She warned Sunday against a takeover resembling the one in Iran, with a "small group that doesn't represent the full diversity of Egyptian society" seizing control and imposing its ideological beliefs.
Though the U.S. military is closely watching developments, the Defense Department has not been asked to involve itself in the State Department's evacuation plan, Marine Col. Dave Lapan, a Defense Department spokesman, said Monday.
That presumably could change if the threat to Americans in Egypt were to become too great and if it becomes impossible for citizens to get out of the country commercially.
The U.S. wants to see "real democracy" emerge in Egypt, Clinton said, "not a democracy for six months or a year and then evolving into essentially a military dictatorship or a so-called democracy that then leads to what we saw in Iran."
Clinton. who was interviewed on five Sunday morning news shows, made clear there are no discussions at this time about cutting off aid to Egypt, which receives about $1.5 billion in annual foreign assistance from the U.S. to help modernize its armed forces and strengthen regional security and stability. White House spokesman Robert Gibbs had said Friday that military and civilian aid was under review.
Jacobs said the U.S. will have enough flights to take out all American citizens and dependents who want to leave. And the U.S. may also send charter planes to other cities in Egypt, such as Luxor, if there are a number of Americans stranded there. She said Americans with tickets on commercial airlines should first contact those carriers about getting out.
Americans taking the charter will be billed for the cost of the flight and will need to make their own travel arrangements home after arriving in Europe.
According to the State Department there are about 52,000 Americans registered with the embassy in Cairo. Officials noted, however, that many people don't register - or deregister when they leave - and some Americans may not want to leave.
Americans looking for information on the flights should monitor the State Department and embassy websites or send an e-mail to egyptemergencyusc(at)state.gov.

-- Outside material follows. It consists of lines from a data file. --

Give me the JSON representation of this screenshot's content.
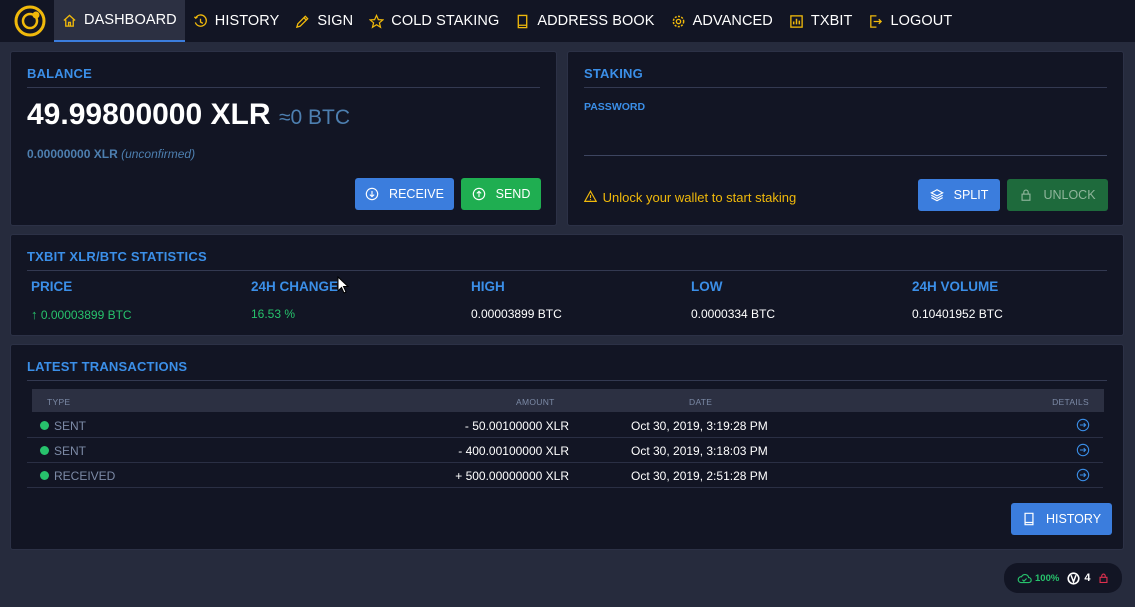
{
  "nav": {
    "items": [
      {
        "label": "DASHBOARD",
        "icon": "home-icon"
      },
      {
        "label": "HISTORY",
        "icon": "history-icon"
      },
      {
        "label": "SIGN",
        "icon": "pencil-icon"
      },
      {
        "label": "COLD STAKING",
        "icon": "star-icon"
      },
      {
        "label": "ADDRESS BOOK",
        "icon": "book-icon"
      },
      {
        "label": "ADVANCED",
        "icon": "gear-icon"
      },
      {
        "label": "TXBIT",
        "icon": "chart-icon"
      },
      {
        "label": "LOGOUT",
        "icon": "logout-icon"
      }
    ]
  },
  "balance": {
    "title": "BALANCE",
    "amount": "49.99800000 XLR",
    "btc": "≈0 BTC",
    "unconfirmed_amount": "0.00000000 XLR",
    "unconfirmed_label": "(unconfirmed)",
    "receive_label": "RECEIVE",
    "send_label": "SEND"
  },
  "staking": {
    "title": "STAKING",
    "password_label": "PASSWORD",
    "password_value": "",
    "warning": "Unlock your wallet to start staking",
    "split_label": "SPLIT",
    "unlock_label": "UNLOCK"
  },
  "stats": {
    "title": "TXBIT XLR/BTC STATISTICS",
    "items": [
      {
        "label": "PRICE",
        "value": "0.00003899 BTC"
      },
      {
        "label": "24H CHANGE",
        "value": "16.53 %"
      },
      {
        "label": "HIGH",
        "value": "0.00003899 BTC"
      },
      {
        "label": "LOW",
        "value": "0.0000334 BTC"
      },
      {
        "label": "24H VOLUME",
        "value": "0.10401952 BTC"
      }
    ]
  },
  "transactions": {
    "title": "LATEST TRANSACTIONS",
    "headers": {
      "type": "TYPE",
      "amount": "AMOUNT",
      "date": "DATE",
      "details": "DETAILS"
    },
    "rows": [
      {
        "type": "SENT",
        "amount": "- 50.00100000 XLR",
        "date": "Oct 30, 2019, 3:19:28 PM"
      },
      {
        "type": "SENT",
        "amount": "- 400.00100000 XLR",
        "date": "Oct 30, 2019, 3:18:03 PM"
      },
      {
        "type": "RECEIVED",
        "amount": "+ 500.00000000 XLR",
        "date": "Oct 30, 2019, 2:51:28 PM"
      }
    ],
    "history_label": "HISTORY"
  },
  "status": {
    "sync": "100%",
    "peers": "4"
  },
  "colors": {
    "accent": "#3b7ddd",
    "positive": "#1fae51",
    "warning": "#f0b90b"
  }
}
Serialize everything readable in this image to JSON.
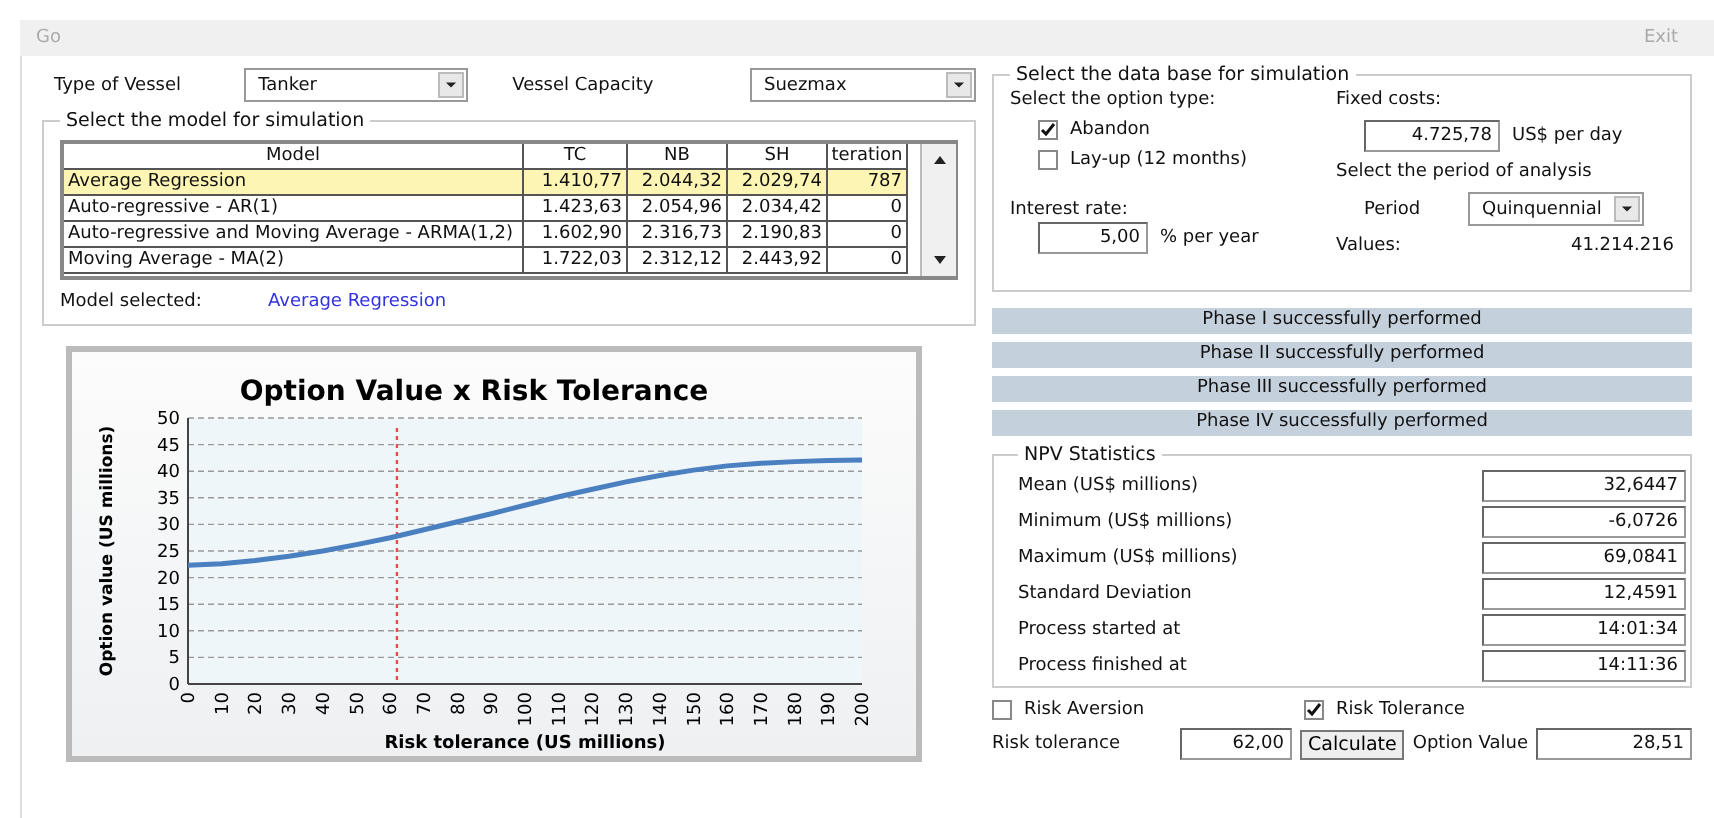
{
  "menu": {
    "left": "Go",
    "right": "Exit"
  },
  "vessel": {
    "type_label": "Type of Vessel",
    "type_value": "Tanker",
    "capacity_label": "Vessel Capacity",
    "capacity_value": "Suezmax"
  },
  "model_panel": {
    "legend": "Select the model for simulation",
    "columns": [
      "Model",
      "TC",
      "NB",
      "SH",
      "teration"
    ],
    "rows": [
      {
        "cells": [
          "Average Regression",
          "1.410,77",
          "2.044,32",
          "2.029,74",
          "787"
        ],
        "selected": true
      },
      {
        "cells": [
          "Auto-regressive  -  AR(1)",
          "1.423,63",
          "2.054,96",
          "2.034,42",
          "0"
        ],
        "selected": false
      },
      {
        "cells": [
          "Auto-regressive and Moving Average -  ARMA(1,2)",
          "1.602,90",
          "2.316,73",
          "2.190,83",
          "0"
        ],
        "selected": false
      },
      {
        "cells": [
          "Moving Average  -  MA(2)",
          "1.722,03",
          "2.312,12",
          "2.443,92",
          "0"
        ],
        "selected": false
      }
    ],
    "selected_label": "Model selected:",
    "selected_value": "Average Regression"
  },
  "chart": {
    "chart_data": {
      "type": "line",
      "title": "Option Value x Risk Tolerance",
      "xlabel": "Risk tolerance (US millions)",
      "ylabel": "Option value (US millions)",
      "x": [
        0,
        10,
        20,
        30,
        40,
        50,
        60,
        70,
        80,
        90,
        100,
        110,
        120,
        130,
        140,
        150,
        160,
        170,
        180,
        190,
        200
      ],
      "grid": true,
      "series": [
        {
          "color": "#4a7fc0",
          "values": [
            22.3,
            22.6,
            23.2,
            24,
            25,
            26.2,
            27.5,
            29,
            30.5,
            32,
            33.6,
            35.2,
            36.6,
            38,
            39.2,
            40.2,
            41,
            41.5,
            41.8,
            42,
            42.1
          ]
        }
      ],
      "xlim": [
        0,
        200
      ],
      "ylim": [
        0,
        50
      ],
      "xticks": [
        0,
        10,
        20,
        30,
        40,
        50,
        60,
        70,
        80,
        90,
        100,
        110,
        120,
        130,
        140,
        150,
        160,
        170,
        180,
        190,
        200
      ],
      "yticks": [
        0,
        5,
        10,
        15,
        20,
        25,
        30,
        35,
        40,
        45,
        50
      ],
      "ref_lines": [
        {
          "axis": "x",
          "value": 62,
          "color": "#e05050"
        }
      ]
    }
  },
  "database": {
    "legend": "Select the data base for simulation",
    "option_label": "Select the option type:",
    "options": [
      {
        "label": "Abandon",
        "checked": true
      },
      {
        "label": "Lay-up (12 months)",
        "checked": false
      }
    ],
    "interest_label": "Interest rate:",
    "interest_value": "5,00",
    "interest_unit": "% per year",
    "fixed_label": "Fixed costs:",
    "fixed_value": "4.725,78",
    "fixed_unit": "US$ per day",
    "period_title": "Select the period of analysis",
    "period_label": "Period",
    "period_value": "Quinquennial",
    "values_label": "Values:",
    "values_value": "41.214.216"
  },
  "phases": [
    "Phase I successfully performed",
    "Phase II successfully performed",
    "Phase III successfully performed",
    "Phase IV successfully performed"
  ],
  "npv": {
    "legend": "NPV Statistics",
    "rows": [
      {
        "label": "Mean (US$ millions)",
        "value": "32,6447"
      },
      {
        "label": "Minimum (US$ millions)",
        "value": "-6,0726"
      },
      {
        "label": "Maximum (US$ millions)",
        "value": "69,0841"
      },
      {
        "label": "Standard Deviation",
        "value": "12,4591"
      },
      {
        "label": "Process started at",
        "value": "14:01:34"
      },
      {
        "label": "Process finished at",
        "value": "14:11:36"
      }
    ]
  },
  "risk": {
    "modes": [
      {
        "label": "Risk Aversion",
        "checked": false
      },
      {
        "label": "Risk Tolerance",
        "checked": true
      }
    ],
    "tolerance_label": "Risk tolerance",
    "tolerance_value": "62,00",
    "calculate": "Calculate",
    "option_label": "Option Value",
    "option_value": "28,51"
  }
}
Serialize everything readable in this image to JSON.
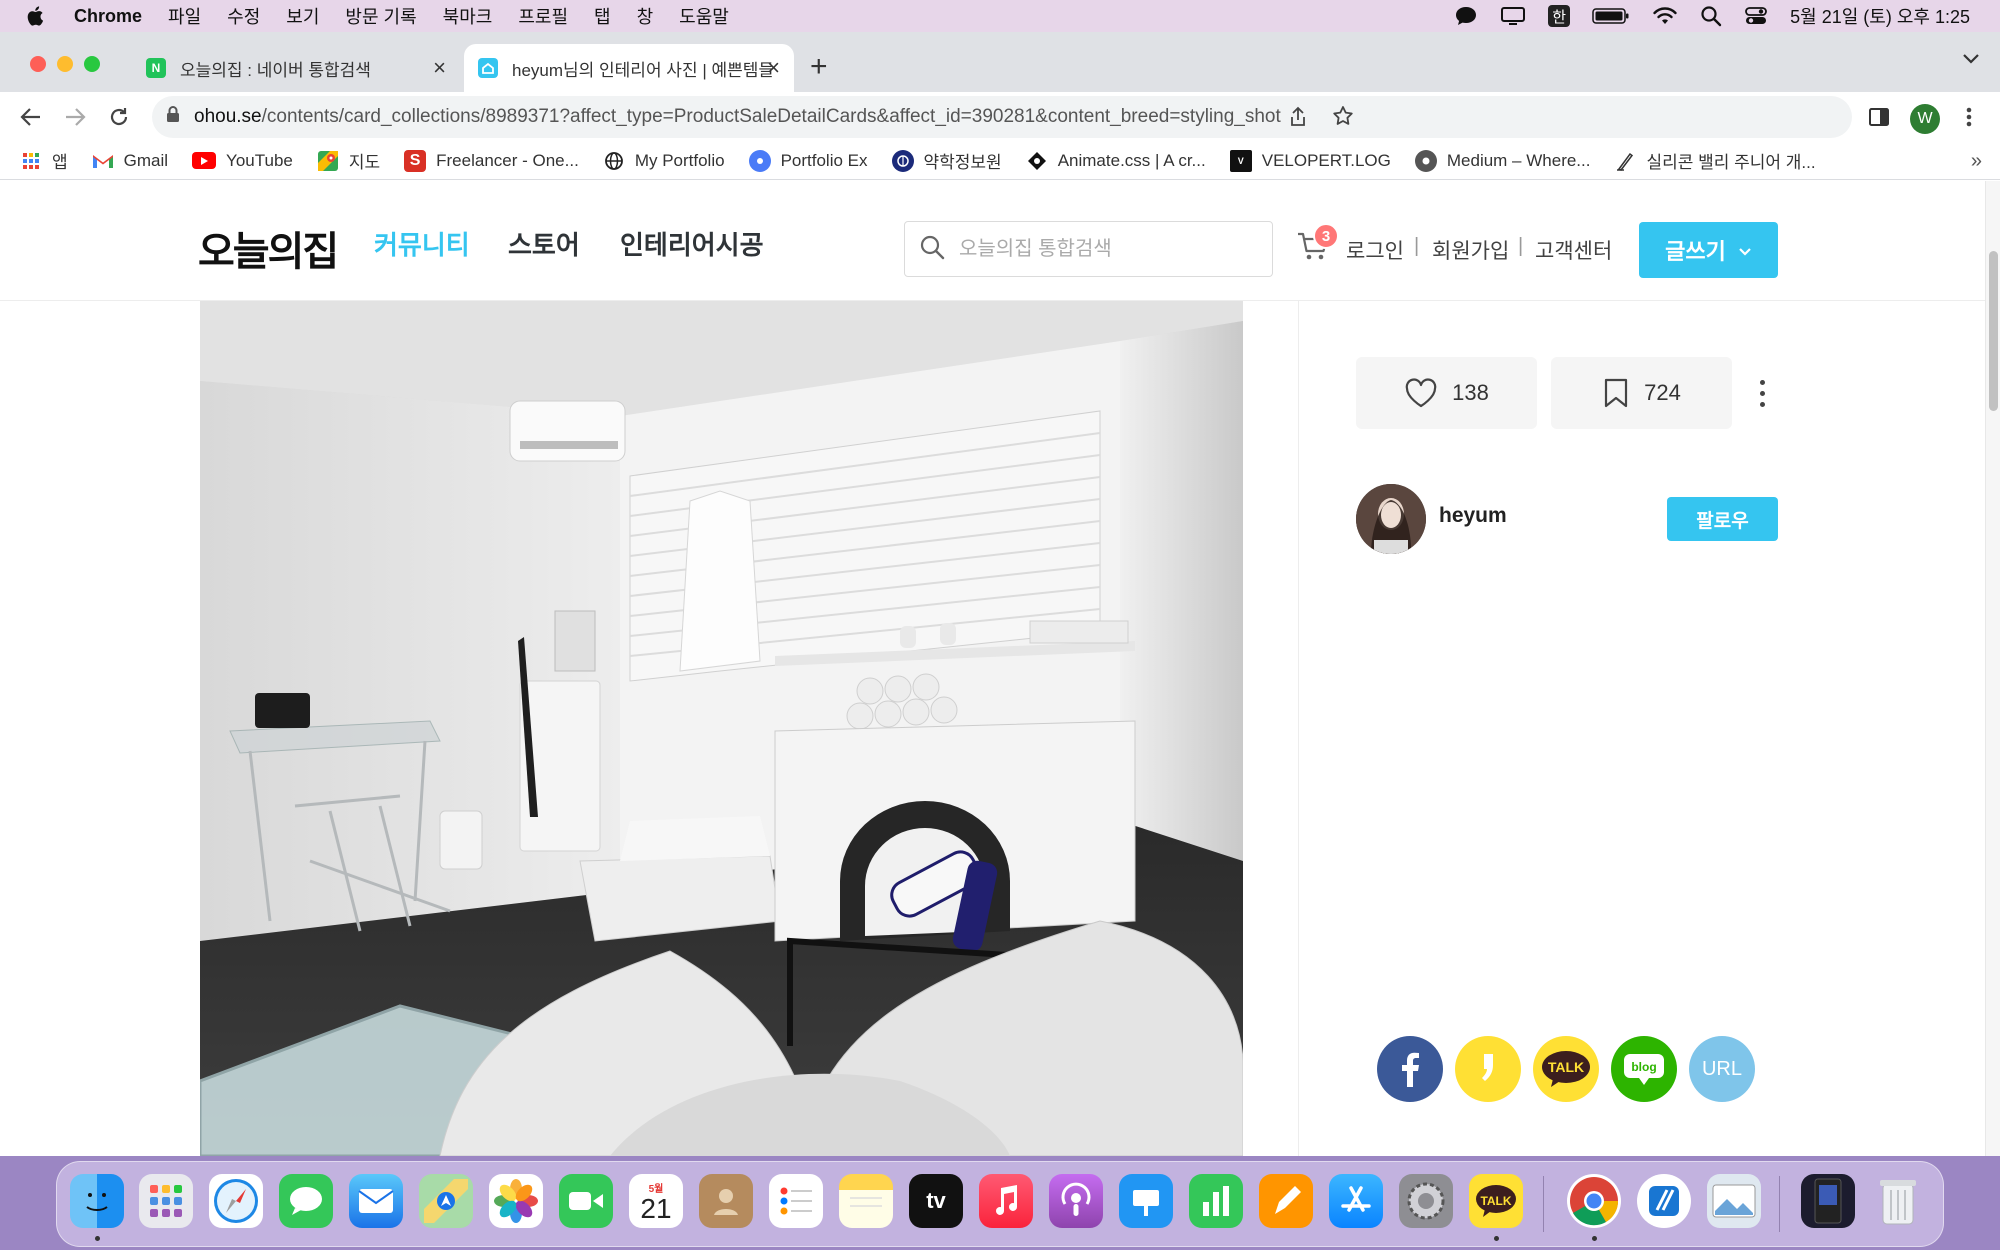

They can also call toll-free, 1-888-407-4747, from within the U.S. and Canada. From outside the U.S. and Canada people can call 1-202-501-4444.